Officers can be heard Tasing Malcolm. An officer then yells that the man had grabbed onto his Taser and wouldn’t let go — Malcolm can be heard begging the officers to stop shocking him. After Malcolm is heard saying he had let go of the Taser, officers can be heard shocking him again.
An officer can then be heard shouting vulgarities.
“We only escalate to the next level of force that is necessary,” said Lieutenant Kingston. “We don’t want anyone to get a hold of our weapon.”
Kingston noted that Malcolm had a prior conviction on charges of resisting arrest from 2005.
Following his arrest by Ellwood City Police in March, Perry Malcolm took his secret recording with him to the preliminary hearing in his case held on May 18th. Court records show the Lawrence County District Attorney’s Office agreed to dismiss the misdemeanor resisting arrest and felony disarming a police officer charges in exchange for Malcolm pleading guilty to the summary disorderly conduct citation for obscene language.
“I wasn’t going to plead guilty to anything, but I would have had to pay my lawyer at least another $2,000 to start going forward, so it was either pay that or the $300 fine,” said Malcolm. “Mathematically in my situation pleading guilty to disorderly conduct is what I could afford to do.”
Vic Walczak said he was deeply disturbed by what he heard on the recording of the Ellwood City Police.
“I am trying to figure out if the police were more unprofessional or more unconstitutional,” said Walczak. “I’m thinking it was probably equally both.”
Professor Ledewitz generally sympathized with the difficulties police face on the streets, but stressed that officers need to remain cognizant of the rights of the citizens they are interacting with.
“I have always told my kids, when an officer says do x, you say yes sir, and then you can fight him later in court,” said Ledewitz. “Police have a really terrible job, it’s very difficult. That’s why District Attorneys will often try to do something in a circumstance like that because they want to have the backs of the police. But while swearing at the police is not a good thing to do, it is something that needs to be protected under the First Amendment for good reason.”
Walczak told the Beaver Countian that the courts have said police need to be prepared for encounters like the one he heard on the recording, and should be trained on how to handle situations where they are being lawfully criticized in that manner.
“There is law out there in these cases that talks about the police really needing to have thicker skin, just because someone calls you a mother fucker or something like that does not mean you can get all high and mighty in response and retaliate against them,” said Walczak. “What the cases talk about is that police as professionals need to be more level-headed than the average person […] There are training programs that have been around for 20 years or more called Verbal Judo, which are designed to help officers learn to de-escalate situations. I know Pittsburgh Police Officers have that training; frankly it’s almost standard practice. What I heard on the tape was the exact opposite of that.”

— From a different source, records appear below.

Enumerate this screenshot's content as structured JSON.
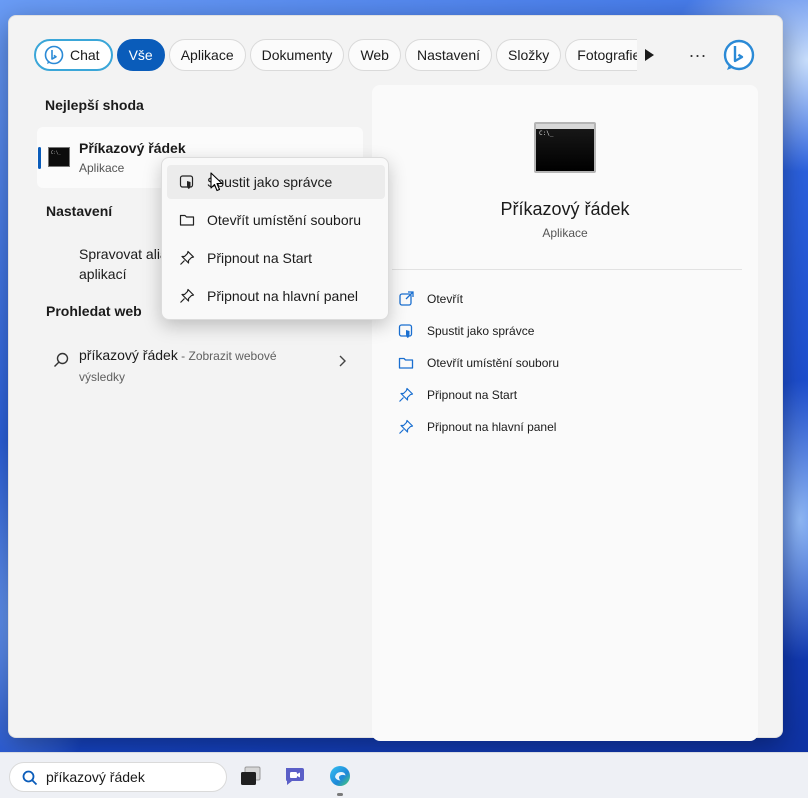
{
  "filters": {
    "chat": "Chat",
    "items": [
      "Vše",
      "Aplikace",
      "Dokumenty",
      "Web",
      "Nastavení",
      "Složky",
      "Fotografie"
    ],
    "active": "Vše",
    "more": "..."
  },
  "left": {
    "best_match_title": "Nejlepší shoda",
    "best_match": {
      "name": "Příkazový řádek",
      "type": "Aplikace"
    },
    "settings_title": "Nastavení",
    "settings_item": "Spravovat aliasy pro spouštění aplikací",
    "settings_item_line1": "Spravovat alia",
    "settings_item_line2": "aplikací",
    "web_title": "Prohledat web",
    "web_item": {
      "query": "příkazový řádek",
      "suffix": " - Zobrazit webové výsledky"
    }
  },
  "context_menu": {
    "items": [
      {
        "label": "Spustit jako správce",
        "icon": "shield-icon"
      },
      {
        "label": "Otevřít umístění souboru",
        "icon": "folder-icon"
      },
      {
        "label": "Připnout na Start",
        "icon": "pin-icon"
      },
      {
        "label": "Připnout na hlavní panel",
        "icon": "pin-icon"
      }
    ]
  },
  "detail": {
    "name": "Příkazový řádek",
    "type": "Aplikace",
    "actions": [
      {
        "label": "Otevřít",
        "icon": "open-external-icon"
      },
      {
        "label": "Spustit jako správce",
        "icon": "shield-icon"
      },
      {
        "label": "Otevřít umístění souboru",
        "icon": "folder-icon"
      },
      {
        "label": "Připnout na Start",
        "icon": "pin-icon"
      },
      {
        "label": "Připnout na hlavní panel",
        "icon": "pin-icon"
      }
    ]
  },
  "taskbar": {
    "search_value": "příkazový řádek"
  },
  "colors": {
    "accent": "#0a5cba",
    "chat_border": "#3aa6d8"
  }
}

Perry Malcolm told the Beaver Countian he still does not regret his choice of language from that day.
“I’m not a dummy, but I swear a lot,” said Malcolm. “I don’t find a problem with it, obviously they did because they were offended by it […] Who said bad words are bad? I think the reason curse words actually became curse words is because people from the higher money making groups wanted to distinguish themselves from the lower money making groups. If you allow words to hurt you they’re going to hurt you I guess, but they’re just words.”
Vic Walczak believes what he heard on the recording is evidence of systemic problems within the Ellwood City Police Department.
“All I have to do is hear this one incident to think this is a department that is in desperate need of good strong leadership,” concluded Walczak. “It’s also a department that is clamoring to get itself sued.”
Perry Malcolm’s Recording Provided To The Beaver Countian:
Excerpt Of Surveillance Video Of The Incident Released By Ellwood City Police To The Beaver Countian: